• What you should do:
Your job is to retype the records exactly while dropping every picture.

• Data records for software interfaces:
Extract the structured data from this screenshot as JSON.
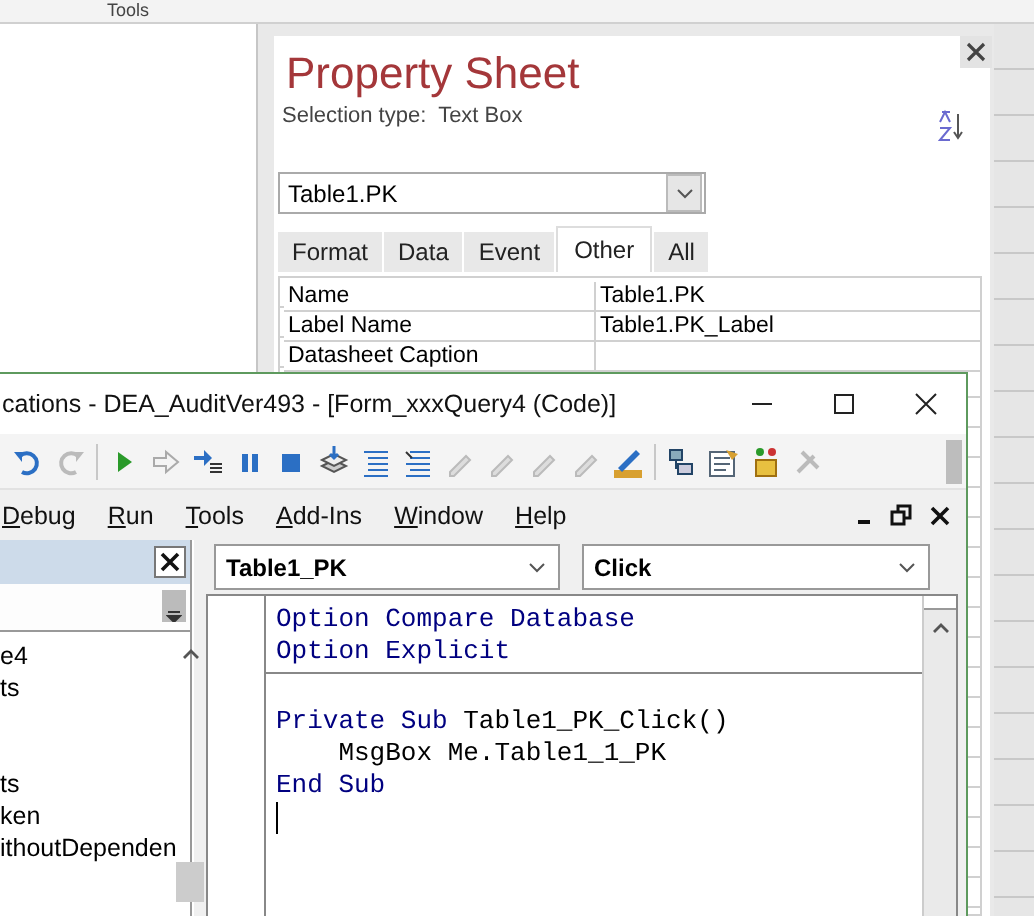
{
  "access": {
    "ribbon_group": "Tools"
  },
  "property_sheet": {
    "title": "Property Sheet",
    "selection_type_label": "Selection type:",
    "selection_type": "Text Box",
    "object_combo": "Table1.PK",
    "tabs": [
      {
        "label": "Format",
        "selected": false
      },
      {
        "label": "Data",
        "selected": false
      },
      {
        "label": "Event",
        "selected": false
      },
      {
        "label": "Other",
        "selected": true
      },
      {
        "label": "All",
        "selected": false
      }
    ],
    "rows": [
      {
        "property": "Name",
        "value": "Table1.PK"
      },
      {
        "property": "Label Name",
        "value": "Table1.PK_Label"
      },
      {
        "property": "Datasheet Caption"
      }
    ]
  },
  "vba_window": {
    "title": "cations - DEA_AuditVer493 - [Form_xxxQuery4 (Code)]",
    "menu": [
      "Debug",
      "Run",
      "Tools",
      "Add-Ins",
      "Window",
      "Help"
    ],
    "project_pane": {
      "items": [
        {
          "text": "e4"
        },
        {
          "text": "ts"
        },
        {
          "text": "ts"
        },
        {
          "text": "ken"
        },
        {
          "text": "ithoutDependen"
        }
      ]
    },
    "object_combo": "Table1_PK",
    "procedure_combo": "Click",
    "procedures": [
      {
        "lines": [
          [
            {
              "kind": "keyword",
              "text": "Option Compare Database"
            }
          ],
          [
            {
              "kind": "keyword",
              "text": "Option Explicit"
            }
          ]
        ]
      },
      {
        "lines": [
          [
            {
              "kind": "keyword",
              "text": "Private Sub "
            },
            {
              "kind": "plain",
              "text": "Table1_PK_Click()"
            }
          ],
          [
            {
              "kind": "plain",
              "text": "    MsgBox Me.Table1_1_PK"
            }
          ],
          [
            {
              "kind": "keyword",
              "text": "End Sub"
            }
          ]
        ]
      }
    ]
  }
}
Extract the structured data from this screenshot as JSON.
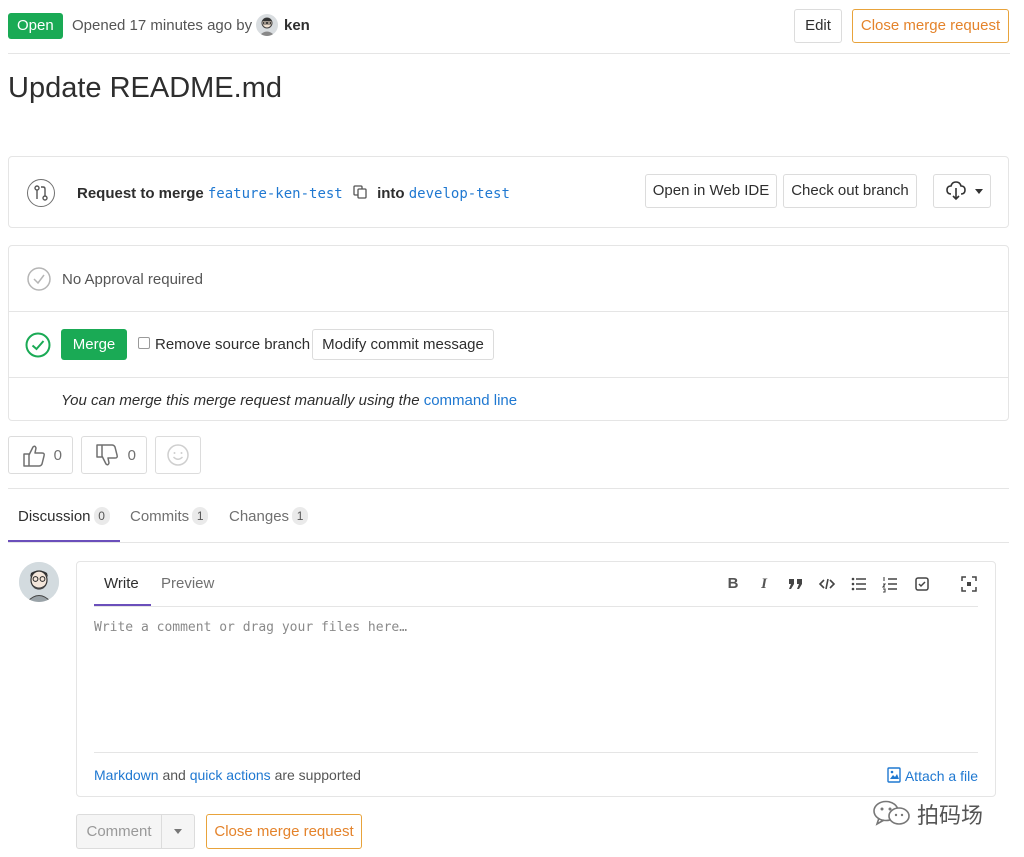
{
  "header": {
    "status": "Open",
    "opened_text": "Opened 17 minutes ago by",
    "author": "ken",
    "edit_label": "Edit",
    "close_label": "Close merge request"
  },
  "title": "Update README.md",
  "branch": {
    "request_text": "Request to merge",
    "source": "feature-ken-test",
    "into_text": "into",
    "target": "develop-test",
    "open_ide_label": "Open in Web IDE",
    "checkout_label": "Check out branch"
  },
  "widget": {
    "approval": "No Approval required",
    "merge_label": "Merge",
    "remove_source": "Remove source branch",
    "modify_commit": "Modify commit message",
    "manual_text": "You can merge this merge request manually using the",
    "command_line": "command line"
  },
  "awards": {
    "thumbs_up": "0",
    "thumbs_down": "0"
  },
  "tabs": [
    {
      "label": "Discussion",
      "count": "0"
    },
    {
      "label": "Commits",
      "count": "1"
    },
    {
      "label": "Changes",
      "count": "1"
    }
  ],
  "editor": {
    "write": "Write",
    "preview": "Preview",
    "placeholder": "Write a comment or drag your files here…",
    "markdown": "Markdown",
    "and": "and",
    "quick_actions": "quick actions",
    "supported": "are supported",
    "attach": "Attach a file"
  },
  "footer": {
    "comment": "Comment",
    "close_label": "Close merge request"
  },
  "watermark": {
    "text": "拍码场"
  },
  "colors": {
    "success": "#1aaa55",
    "link": "#1f78d1",
    "warning": "#e4832b",
    "tab_active": "#6b4fbb"
  }
}
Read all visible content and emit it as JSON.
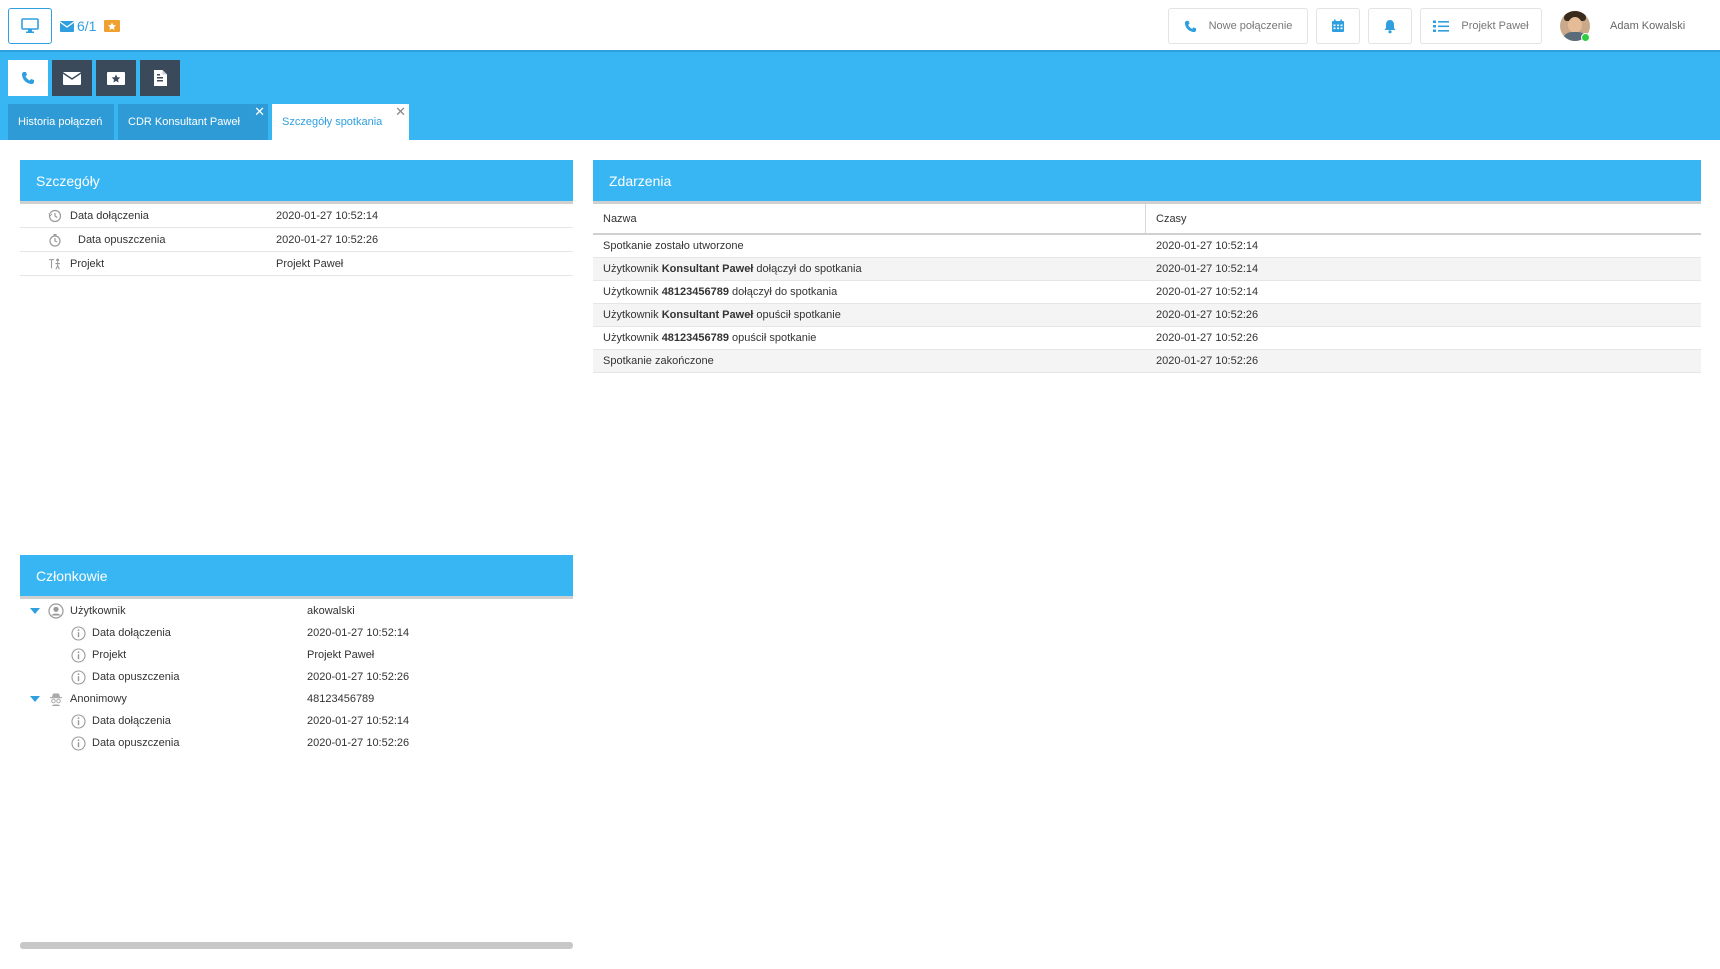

• Reply:
Extract the structured data from this screenshot as JSON.
{
  "access": {
    "ribbon_group": "Tools"
  },
  "property_sheet": {
    "title": "Property Sheet",
    "selection_type_label": "Selection type:",
    "selection_type": "Text Box",
    "object_combo": "Table1.PK",
    "tabs": [
      {
        "label": "Format",
        "selected": false
      },
      {
        "label": "Data",
        "selected": false
      },
      {
        "label": "Event",
        "selected": false
      },
      {
        "label": "Other",
        "selected": true
      },
      {
        "label": "All",
        "selected": false
      }
    ],
    "rows": [
      {
        "property": "Name",
        "value": "Table1.PK"
      },
      {
        "property": "Label Name",
        "value": "Table1.PK_Label"
      },
      {
        "property": "Datasheet Caption"
      }
    ]
  },
  "vba_window": {
    "title": "cations - DEA_AuditVer493 - [Form_xxxQuery4 (Code)]",
    "menu": [
      "Debug",
      "Run",
      "Tools",
      "Add-Ins",
      "Window",
      "Help"
    ],
    "project_pane": {
      "items": [
        {
          "text": "e4"
        },
        {
          "text": "ts"
        },
        {
          "text": "ts"
        },
        {
          "text": "ken"
        },
        {
          "text": "ithoutDependen"
        }
      ]
    },
    "object_combo": "Table1_PK",
    "procedure_combo": "Click",
    "procedures": [
      {
        "lines": [
          [
            {
              "kind": "keyword",
              "text": "Option Compare Database"
            }
          ],
          [
            {
              "kind": "keyword",
              "text": "Option Explicit"
            }
          ]
        ]
      },
      {
        "lines": [
          [
            {
              "kind": "keyword",
              "text": "Private Sub "
            },
            {
              "kind": "plain",
              "text": "Table1_PK_Click()"
            }
          ],
          [
            {
              "kind": "plain",
              "text": "    MsgBox Me.Table1_1_PK"
            }
          ],
          [
            {
              "kind": "keyword",
              "text": "End Sub"
            }
          ]
        ]
      }
    ]
  }
}
Extract the structured data from this screenshot as JSON.
{
  "header": {
    "status": "Open",
    "opened_text": "Opened 17 minutes ago by",
    "author": "ken",
    "edit_label": "Edit",
    "close_label": "Close merge request"
  },
  "title": "Update README.md",
  "branch": {
    "request_text": "Request to merge",
    "source": "feature-ken-test",
    "into_text": "into",
    "target": "develop-test",
    "open_ide_label": "Open in Web IDE",
    "checkout_label": "Check out branch"
  },
  "widget": {
    "approval": "No Approval required",
    "merge_label": "Merge",
    "remove_source": "Remove source branch",
    "modify_commit": "Modify commit message",
    "manual_text": "You can merge this merge request manually using the",
    "command_line": "command line"
  },
  "awards": {
    "thumbs_up": "0",
    "thumbs_down": "0"
  },
  "tabs": [
    {
      "label": "Discussion",
      "count": "0"
    },
    {
      "label": "Commits",
      "count": "1"
    },
    {
      "label": "Changes",
      "count": "1"
    }
  ],
  "editor": {
    "write": "Write",
    "preview": "Preview",
    "placeholder": "Write a comment or drag your files here…",
    "markdown": "Markdown",
    "and": "and",
    "quick_actions": "quick actions",
    "supported": "are supported",
    "attach": "Attach a file"
  },
  "footer": {
    "comment": "Comment",
    "close_label": "Close merge request"
  },
  "watermark": {
    "text": "拍码场"
  },
  "colors": {
    "success": "#1aaa55",
    "link": "#1f78d1",
    "warning": "#e4832b",
    "tab_active": "#6b4fbb"
  }
}
Read all visible content and emit it as JSON.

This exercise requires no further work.